The plan was to hold no stock and engage the customer up to the point of sale, with merchants fulfilling the orders. The new site rolled out in the U.K. with Vogue and GQ initially, and was meant to encompass all Condé titles internationally. Two channels were planned: the magazines themselves and the Style.com site.
It made little headway in a market that has been moving at lightning speed.
The U.S. launch was delayed indefinitely, while big brands, including those owned by LVMH Moët Hennessy Louis Vuitton, never climbed aboard. Instead, LVMH this month launched its own site through Le Bon Marché, called 24 Sèvres. There’s more to come as so many luxury brands become more aggressive in the field of e-commerce.
Industry sources also said resources were tight at Style.com, despite the reported $100 million investment in the site, and the money just wasn’t there to compete with online giants such as Yoox Net-a-porter.com, Matchesfashion.com and Mytheresa.com, which have been developing and launching new technologies at warp speed.
Those sites have also quickly developed their own slick print and digital titles, and are finding ways to engage the consumer online and keep her communicating, browsing and shopping.
Neves, who has consistently been opening different business streams into Farfetch, sees the Style.com deal as a way to enrich content, which is key for e-commerce companies as they aim to engage readers and entice them into purchasing again and again.
“We have long felt that inspirational content is a natural part of any luxury shopping experience. In the same way as we empower the fashion industry and connect consumers with the world’s best brands and boutiques, we want to connect them with outstanding content,” Neves said.

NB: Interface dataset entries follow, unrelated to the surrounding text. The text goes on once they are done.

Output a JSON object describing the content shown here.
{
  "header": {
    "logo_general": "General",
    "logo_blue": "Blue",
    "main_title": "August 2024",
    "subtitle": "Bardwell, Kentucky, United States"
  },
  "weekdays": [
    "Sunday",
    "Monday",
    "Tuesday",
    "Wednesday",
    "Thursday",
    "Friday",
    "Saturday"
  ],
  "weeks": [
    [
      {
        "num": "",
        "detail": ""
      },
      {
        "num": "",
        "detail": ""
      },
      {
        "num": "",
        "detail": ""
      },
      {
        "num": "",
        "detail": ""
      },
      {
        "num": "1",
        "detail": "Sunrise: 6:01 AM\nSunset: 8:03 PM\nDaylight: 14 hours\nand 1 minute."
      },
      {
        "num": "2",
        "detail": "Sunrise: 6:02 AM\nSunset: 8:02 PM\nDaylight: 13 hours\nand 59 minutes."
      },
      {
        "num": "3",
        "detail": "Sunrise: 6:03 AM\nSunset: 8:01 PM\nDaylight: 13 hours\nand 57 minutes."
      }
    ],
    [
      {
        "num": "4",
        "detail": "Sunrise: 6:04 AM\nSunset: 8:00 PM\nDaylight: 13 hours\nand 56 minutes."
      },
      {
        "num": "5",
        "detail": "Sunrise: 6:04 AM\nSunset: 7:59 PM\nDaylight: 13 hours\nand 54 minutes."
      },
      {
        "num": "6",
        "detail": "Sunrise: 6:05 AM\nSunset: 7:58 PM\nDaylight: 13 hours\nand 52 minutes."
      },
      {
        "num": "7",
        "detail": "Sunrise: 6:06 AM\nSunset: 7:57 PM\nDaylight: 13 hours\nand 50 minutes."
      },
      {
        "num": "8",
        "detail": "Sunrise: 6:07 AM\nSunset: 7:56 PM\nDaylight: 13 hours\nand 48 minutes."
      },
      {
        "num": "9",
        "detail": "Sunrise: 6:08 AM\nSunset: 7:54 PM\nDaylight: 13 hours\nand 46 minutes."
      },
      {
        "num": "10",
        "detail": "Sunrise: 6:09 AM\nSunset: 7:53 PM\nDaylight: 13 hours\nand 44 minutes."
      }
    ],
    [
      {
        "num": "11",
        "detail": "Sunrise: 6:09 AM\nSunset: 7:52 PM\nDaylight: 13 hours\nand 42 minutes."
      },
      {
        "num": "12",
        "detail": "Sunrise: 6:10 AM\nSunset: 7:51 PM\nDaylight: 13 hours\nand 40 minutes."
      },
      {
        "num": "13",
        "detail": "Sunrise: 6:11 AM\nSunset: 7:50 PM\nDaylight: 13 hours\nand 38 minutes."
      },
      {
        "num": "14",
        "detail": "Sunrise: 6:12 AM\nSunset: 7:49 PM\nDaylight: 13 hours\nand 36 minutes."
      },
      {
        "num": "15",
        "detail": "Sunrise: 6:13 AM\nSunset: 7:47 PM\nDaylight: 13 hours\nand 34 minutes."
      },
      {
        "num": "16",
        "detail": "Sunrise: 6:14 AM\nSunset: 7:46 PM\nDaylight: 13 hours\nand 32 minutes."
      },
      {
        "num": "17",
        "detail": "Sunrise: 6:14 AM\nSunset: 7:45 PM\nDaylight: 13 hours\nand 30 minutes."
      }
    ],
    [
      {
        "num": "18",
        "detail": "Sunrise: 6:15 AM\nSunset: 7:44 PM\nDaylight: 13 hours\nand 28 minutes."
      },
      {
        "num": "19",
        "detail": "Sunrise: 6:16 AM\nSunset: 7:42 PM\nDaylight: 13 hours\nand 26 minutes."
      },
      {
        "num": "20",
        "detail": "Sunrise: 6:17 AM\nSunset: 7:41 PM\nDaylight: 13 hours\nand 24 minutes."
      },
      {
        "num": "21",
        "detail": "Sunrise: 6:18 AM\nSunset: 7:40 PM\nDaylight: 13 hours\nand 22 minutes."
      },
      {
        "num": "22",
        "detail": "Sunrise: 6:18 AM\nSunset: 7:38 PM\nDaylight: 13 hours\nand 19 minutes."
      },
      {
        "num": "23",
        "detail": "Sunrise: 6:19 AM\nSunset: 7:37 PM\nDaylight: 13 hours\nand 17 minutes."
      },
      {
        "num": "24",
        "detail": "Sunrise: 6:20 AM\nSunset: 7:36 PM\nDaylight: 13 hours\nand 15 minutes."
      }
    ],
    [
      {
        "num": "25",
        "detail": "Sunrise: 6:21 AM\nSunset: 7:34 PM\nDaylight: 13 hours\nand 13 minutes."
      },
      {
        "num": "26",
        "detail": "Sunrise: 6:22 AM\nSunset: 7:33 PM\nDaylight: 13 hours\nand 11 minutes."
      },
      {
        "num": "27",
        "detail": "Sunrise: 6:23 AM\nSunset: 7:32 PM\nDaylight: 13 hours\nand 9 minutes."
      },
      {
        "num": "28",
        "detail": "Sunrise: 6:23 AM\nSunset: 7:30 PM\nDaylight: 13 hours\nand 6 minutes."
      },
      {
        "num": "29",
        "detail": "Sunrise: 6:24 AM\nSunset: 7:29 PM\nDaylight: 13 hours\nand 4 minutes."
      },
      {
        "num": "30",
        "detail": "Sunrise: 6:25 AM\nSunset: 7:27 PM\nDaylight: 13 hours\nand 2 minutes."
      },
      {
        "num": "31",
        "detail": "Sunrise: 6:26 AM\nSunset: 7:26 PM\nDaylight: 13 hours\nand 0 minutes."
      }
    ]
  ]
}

Massenet, the newly appointed co-chairman of Farfetch, founder of Net-a-porter, and a former fashion stylist at Condé Nast in the U.K. said that for the consumer, it will “be a joy to move from inspiration to transaction at any time and any place. And for the brands and international boutiques that have always partnered with Condé Nast, this will further enhance their presence in Condé Nast’s media.”